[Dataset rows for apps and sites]
※

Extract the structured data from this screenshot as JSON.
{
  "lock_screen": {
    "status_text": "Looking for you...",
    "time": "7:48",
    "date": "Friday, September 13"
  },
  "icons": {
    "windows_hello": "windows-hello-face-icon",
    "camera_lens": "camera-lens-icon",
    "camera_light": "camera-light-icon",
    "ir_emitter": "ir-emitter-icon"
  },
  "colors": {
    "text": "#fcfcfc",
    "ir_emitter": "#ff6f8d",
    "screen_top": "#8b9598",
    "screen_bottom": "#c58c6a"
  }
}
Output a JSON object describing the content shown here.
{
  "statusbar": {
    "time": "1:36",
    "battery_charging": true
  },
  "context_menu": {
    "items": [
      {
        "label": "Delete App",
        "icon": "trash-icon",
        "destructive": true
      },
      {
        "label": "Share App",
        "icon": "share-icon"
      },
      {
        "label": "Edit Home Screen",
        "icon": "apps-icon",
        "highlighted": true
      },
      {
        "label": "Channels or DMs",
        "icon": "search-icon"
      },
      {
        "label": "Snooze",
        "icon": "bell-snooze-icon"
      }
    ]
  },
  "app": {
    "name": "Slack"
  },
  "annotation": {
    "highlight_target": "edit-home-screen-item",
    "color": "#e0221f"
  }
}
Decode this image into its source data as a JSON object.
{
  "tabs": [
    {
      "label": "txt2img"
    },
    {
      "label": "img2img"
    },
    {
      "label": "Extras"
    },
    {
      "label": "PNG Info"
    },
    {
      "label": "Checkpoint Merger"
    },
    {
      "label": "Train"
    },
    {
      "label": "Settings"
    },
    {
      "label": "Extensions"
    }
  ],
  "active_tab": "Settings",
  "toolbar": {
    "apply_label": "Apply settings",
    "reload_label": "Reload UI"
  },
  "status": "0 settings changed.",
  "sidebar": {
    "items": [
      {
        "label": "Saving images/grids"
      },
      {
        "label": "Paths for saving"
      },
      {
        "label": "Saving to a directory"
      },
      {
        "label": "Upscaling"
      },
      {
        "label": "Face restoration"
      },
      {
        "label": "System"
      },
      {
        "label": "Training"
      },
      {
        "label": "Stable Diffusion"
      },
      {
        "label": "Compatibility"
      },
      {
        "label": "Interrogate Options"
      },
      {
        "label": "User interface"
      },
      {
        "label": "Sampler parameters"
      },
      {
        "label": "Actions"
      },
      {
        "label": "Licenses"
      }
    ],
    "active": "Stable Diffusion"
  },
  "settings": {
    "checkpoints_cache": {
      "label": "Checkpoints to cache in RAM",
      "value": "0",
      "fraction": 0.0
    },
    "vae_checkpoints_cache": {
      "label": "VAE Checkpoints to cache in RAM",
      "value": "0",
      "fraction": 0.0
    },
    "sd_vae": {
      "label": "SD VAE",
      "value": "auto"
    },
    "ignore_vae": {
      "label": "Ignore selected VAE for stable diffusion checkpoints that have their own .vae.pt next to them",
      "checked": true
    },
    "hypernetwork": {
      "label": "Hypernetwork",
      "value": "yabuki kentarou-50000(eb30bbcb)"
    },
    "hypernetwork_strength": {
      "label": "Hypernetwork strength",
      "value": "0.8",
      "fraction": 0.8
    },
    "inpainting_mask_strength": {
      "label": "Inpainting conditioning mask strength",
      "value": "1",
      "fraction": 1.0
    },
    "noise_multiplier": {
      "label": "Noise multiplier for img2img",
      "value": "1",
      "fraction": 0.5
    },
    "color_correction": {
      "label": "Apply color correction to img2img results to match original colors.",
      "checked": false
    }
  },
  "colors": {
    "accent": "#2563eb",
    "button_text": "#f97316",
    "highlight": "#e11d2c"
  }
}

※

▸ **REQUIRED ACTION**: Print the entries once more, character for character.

▸ **RESULT OF THIS EXERCISE**:
Extract the structured data from this screenshot as JSON.
{
  "lock_screen": {
    "status_text": "Looking for you...",
    "time": "7:48",
    "date": "Friday, September 13"
  },
  "icons": {
    "windows_hello": "windows-hello-face-icon",
    "camera_lens": "camera-lens-icon",
    "camera_light": "camera-light-icon",
    "ir_emitter": "ir-emitter-icon"
  },
  "colors": {
    "text": "#fcfcfc",
    "ir_emitter": "#ff6f8d",
    "screen_top": "#8b9598",
    "screen_bottom": "#c58c6a"
  }
}
Output a JSON object describing the content shown here.
{
  "statusbar": {
    "time": "1:36",
    "battery_charging": true
  },
  "context_menu": {
    "items": [
      {
        "label": "Delete App",
        "icon": "trash-icon",
        "destructive": true
      },
      {
        "label": "Share App",
        "icon": "share-icon"
      },
      {
        "label": "Edit Home Screen",
        "icon": "apps-icon",
        "highlighted": true
      },
      {
        "label": "Channels or DMs",
        "icon": "search-icon"
      },
      {
        "label": "Snooze",
        "icon": "bell-snooze-icon"
      }
    ]
  },
  "app": {
    "name": "Slack"
  },
  "annotation": {
    "highlight_target": "edit-home-screen-item",
    "color": "#e0221f"
  }
}
Decode this image into its source data as a JSON object.
{
  "tabs": [
    {
      "label": "txt2img"
    },
    {
      "label": "img2img"
    },
    {
      "label": "Extras"
    },
    {
      "label": "PNG Info"
    },
    {
      "label": "Checkpoint Merger"
    },
    {
      "label": "Train"
    },
    {
      "label": "Settings"
    },
    {
      "label": "Extensions"
    }
  ],
  "active_tab": "Settings",
  "toolbar": {
    "apply_label": "Apply settings",
    "reload_label": "Reload UI"
  },
  "status": "0 settings changed.",
  "sidebar": {
    "items": [
      {
        "label": "Saving images/grids"
      },
      {
        "label": "Paths for saving"
      },
      {
        "label": "Saving to a directory"
      },
      {
        "label": "Upscaling"
      },
      {
        "label": "Face restoration"
      },
      {
        "label": "System"
      },
      {
        "label": "Training"
      },
      {
        "label": "Stable Diffusion"
      },
      {
        "label": "Compatibility"
      },
      {
        "label": "Interrogate Options"
      },
      {
        "label": "User interface"
      },
      {
        "label": "Sampler parameters"
      },
      {
        "label": "Actions"
      },
      {
        "label": "Licenses"
      }
    ],
    "active": "Stable Diffusion"
  },
  "settings": {
    "checkpoints_cache": {
      "label": "Checkpoints to cache in RAM",
      "value": "0",
      "fraction": 0.0
    },
    "vae_checkpoints_cache": {
      "label": "VAE Checkpoints to cache in RAM",
      "value": "0",
      "fraction": 0.0
    },
    "sd_vae": {
      "label": "SD VAE",
      "value": "auto"
    },
    "ignore_vae": {
      "label": "Ignore selected VAE for stable diffusion checkpoints that have their own .vae.pt next to them",
      "checked": true
    },
    "hypernetwork": {
      "label": "Hypernetwork",
      "value": "yabuki kentarou-50000(eb30bbcb)"
    },
    "hypernetwork_strength": {
      "label": "Hypernetwork strength",
      "value": "0.8",
      "fraction": 0.8
    },
    "inpainting_mask_strength": {
      "label": "Inpainting conditioning mask strength",
      "value": "1",
      "fraction": 1.0
    },
    "noise_multiplier": {
      "label": "Noise multiplier for img2img",
      "value": "1",
      "fraction": 0.5
    },
    "color_correction": {
      "label": "Apply color correction to img2img results to match original colors.",
      "checked": false
    }
  },
  "colors": {
    "accent": "#2563eb",
    "button_text": "#f97316",
    "highlight": "#e11d2c"
  }
}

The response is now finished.